Over in Italy, a lifelong Miata fan opened a hotel that gives guests access to an impressive collection of Mazda MX-5s, as Top Gear recently wrote.
Guests are comprehensively outnumbered by cars. The hotel offers only six rooms, but each is airy and dotted with touches that’ll make Miataphiles coo with delight. Beds are upholstered in colours from the original MX-5’s paintwork swatch. Their frames echo the Miata’s chassis spars, featuring triangular cutouts for lightness. The desk chair is, of course, an ex-MX-5 seat, complete with recline lever.
* John Heitmann’s recent paper presentation at the Motorsports History Conference at Watkins Glen notes the challenges in approaching motorsports from a historian’s perspective, something he elaborates on in his introduction to the paper.
One huge difference between Motorsports and Automotive history, despite their common ground, is that many of the most important papers concerning drivers and races connected to Motorsports history are in private hands and seen as private property. Unlike much of automotive history that one can reconstruct using various library holdings, motorsports material is attached to collectible car holdings, or at least jealously guarded. So not any historian can gain access and use critical stuff necessary to write comprehensive histories. Until those owners of these materials realize that they have stewardship responsibilities, and not selfish, personal motives, can motorsports history really emerge as a significant subfield of American and Western History.
* Huck recently took a look at photographer John Humble’s “Los Angeles Cibachromes,” a collection of L.A. street scenes from the Eighties in which the automobiles are as integral to the landscape as the buildings and signage Humble sought out.
“In the 1980s LA was quite polluted,” Humble remembers. “The air was barely breathable, and the landscape represented extremes of juxtapositions: homes and apartments directly contiguous to the industrial areas such as refineries and to freeways.”

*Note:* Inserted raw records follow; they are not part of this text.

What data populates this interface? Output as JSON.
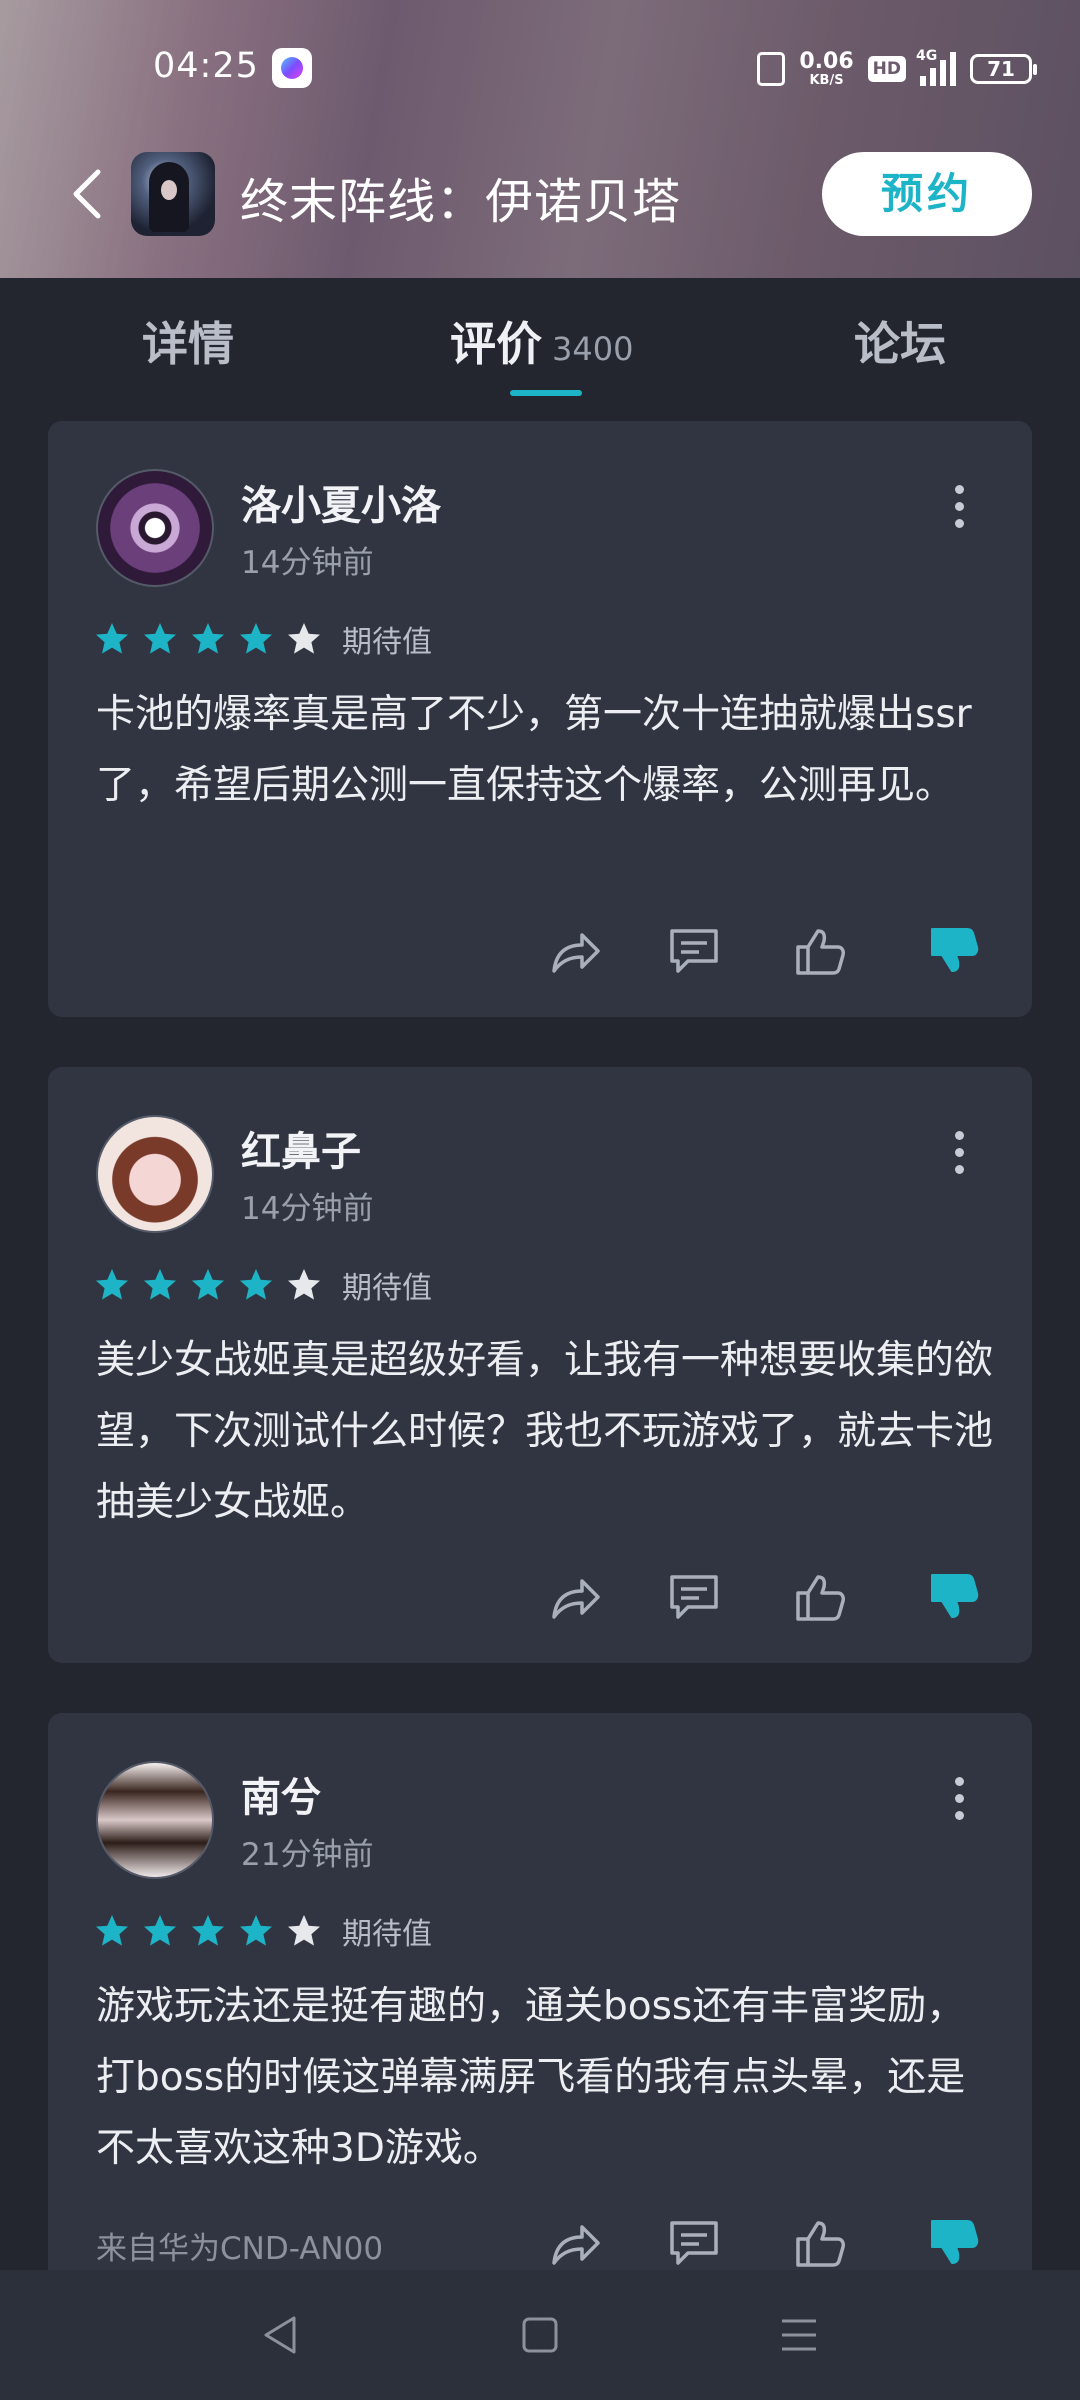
{
  "status_bar": {
    "time": "04:25",
    "net_speed_value": "0.06",
    "net_speed_unit": "KB/S",
    "hd": "HD",
    "network": "4G",
    "battery": "71"
  },
  "header": {
    "title": "终末阵线：伊诺贝塔",
    "reserve_label": "预约"
  },
  "tabs": [
    {
      "label": "详情"
    },
    {
      "label": "评价",
      "count": "3400"
    },
    {
      "label": "论坛"
    }
  ],
  "active_tab": 1,
  "accent_color": "#1db4c7",
  "reviews": [
    {
      "name": "洛小夏小洛",
      "time": "14分钟前",
      "rating": 4,
      "rating_max": 5,
      "rating_label": "期待值",
      "text": "卡池的爆率真是高了不少，第一次十连抽就爆出ssr了，希望后期公测一直保持这个爆率，公测再见。"
    },
    {
      "name": "红鼻子",
      "time": "14分钟前",
      "rating": 4,
      "rating_max": 5,
      "rating_label": "期待值",
      "text": "美少女战姬真是超级好看，让我有一种想要收集的欲望，下次测试什么时候？我也不玩游戏了，就去卡池抽美少女战姬。"
    },
    {
      "name": "南兮",
      "time": "21分钟前",
      "rating": 4,
      "rating_max": 5,
      "rating_label": "期待值",
      "text": "游戏玩法还是挺有趣的，通关boss还有丰富奖励，打boss的时候这弹幕满屏飞看的我有点头晕，还是不太喜欢这种3D游戏。",
      "source": "来自华为CND-AN00"
    }
  ],
  "icons": {
    "share": "share-icon",
    "comment": "comment-icon",
    "like": "thumb-up-icon",
    "dislike": "thumb-down-icon"
  }
}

“These areas were where the poor and working-class people lived because they were inexpensive. But I found these areas to be quite beautiful since the people had created their own personal landscapes with hand-painted signs on the stores and personal touches to their homes, much of it derived from the multitude of cultures of the enormous numbers of immigrants who lived there.”
* Julius Lindblom wanted to figure out how to keep train cars from leaning excessively in turns, so he perfected his system by using a Citroën DS. As Citroënvie pointed out this week, that car has been found and is going under restoration.
In the summer of 1959, work commenced with Julius Lindblom in Sweden transforming a Citroën DS19 into an advanced prototype vehicle that automatically inclined the car body up to 9 degrees when driving in a curve.
Julius Lindblom patented his suspension innovation but it was never commercialized for cars.
* Finally, while making sure at least one of the gas-turbine Firebirds was mid-engine for the story on the Pontiac X-4 this week, we came across this GM video that shows all sorts of construction details for the XP-21 Firebird I prior to showing the experimental vehicle in action.